7th Jun 13
As explained in this blog post from 2011 chytrid fungus (Batrachochytrium dendrobatidis) is one of the primary reasons that amphibians face the greatest risk...  Read

20th Jun 12
In Kenya, the Sagalla Caecilian Conservation Project is carrying out habitat rehabilitation through planting of indigenous trees and vetiva grass in Saga...  Read

29th Feb 12
To coincide with Leap Day, Amphibian Ark has launched a new international event that is celebrating the successes achieved in amphibian conservation, both in...  Read

16th Dec 11
The alternative livelihoods project to secure a future for he Sagalla caecilian never stops... Tree planting The weather has favoured tree planting t...  Read

4th May 11
James Mwang'ombe is the project manager for the Sagalla Caecilian (Boulengerula niedeni) conservation project in Kenya.

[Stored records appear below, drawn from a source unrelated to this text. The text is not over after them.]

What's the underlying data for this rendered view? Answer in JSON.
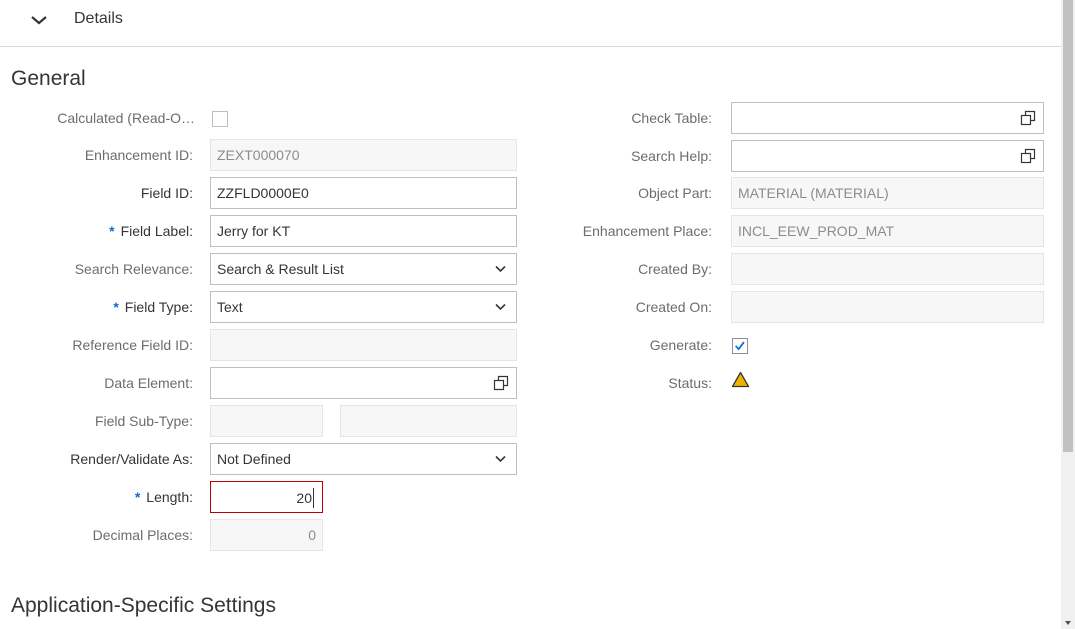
{
  "panel": {
    "title": "Details"
  },
  "general": {
    "title": "General",
    "calculated": {
      "label": "Calculated (Read-O…",
      "checked": false
    },
    "enhancement_id": {
      "label": "Enhancement ID:",
      "value": "ZEXT000070"
    },
    "field_id": {
      "label": "Field ID:",
      "value": "ZZFLD0000E0"
    },
    "field_label": {
      "required": "*",
      "label": "Field Label:",
      "value": "Jerry for KT"
    },
    "search_relevance": {
      "label": "Search Relevance:",
      "value": "Search & Result List"
    },
    "field_type": {
      "required": "*",
      "label": "Field Type:",
      "value": "Text"
    },
    "reference_field_id": {
      "label": "Reference Field ID:",
      "value": ""
    },
    "data_element": {
      "label": "Data Element:",
      "value": ""
    },
    "field_sub_type": {
      "label": "Field Sub-Type:",
      "value1": "",
      "value2": ""
    },
    "render_validate": {
      "label": "Render/Validate As:",
      "value": "Not Defined"
    },
    "length": {
      "required": "*",
      "label": "Length:",
      "value": "20"
    },
    "decimal_places": {
      "label": "Decimal Places:",
      "value": "0"
    },
    "check_table": {
      "label": "Check Table:",
      "value": ""
    },
    "search_help": {
      "label": "Search Help:",
      "value": ""
    },
    "object_part": {
      "label": "Object Part:",
      "value": "MATERIAL (MATERIAL)"
    },
    "enhancement_place": {
      "label": "Enhancement Place:",
      "value": "INCL_EEW_PROD_MAT"
    },
    "created_by": {
      "label": "Created By:",
      "value": ""
    },
    "created_on": {
      "label": "Created On:",
      "value": ""
    },
    "generate": {
      "label": "Generate:",
      "checked": true
    },
    "status": {
      "label": "Status:",
      "icon": "warning-triangle-icon"
    }
  },
  "app_settings": {
    "title": "Application-Specific Settings"
  },
  "colors": {
    "accent": "#0a6ed1",
    "error": "#bb0000",
    "warning": "#e9b200"
  }
}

One of the projects activities is the...  Read

5th Nov 10
An update from James Mwang’ombe, the supervisor of EDGE Fellow Dorine Shali, both of whom are contributing to the conservation of the Sagalla caecilian in ...  Read

27th Dec 09
I, James Mwang’ombe, am Dorine’s local supervisor and the Head of the Taita Taveta Wildlife Forum. The Sagalla Caecilian conservation project is one o...  Read

20th Nov 09
The following blog update was sent by James Mwang'ombe of the Taita Taveta Wildlife Forum in Kenya, where EDGE Fellow Dorine is working to conserve the elusi...  Read

27th Jul 09
EDGE Fellow Dorine Shali has been familiarising herself with her study species, and the problems it faces on Sagalla Hill, Kenya. A field visit was conduc...  Read

4th Jun 09
The EDGE Amphibians project has recently secured funding to start a conservation project for one of our highest priority species - the Sagalla caecilian (Bou...  Read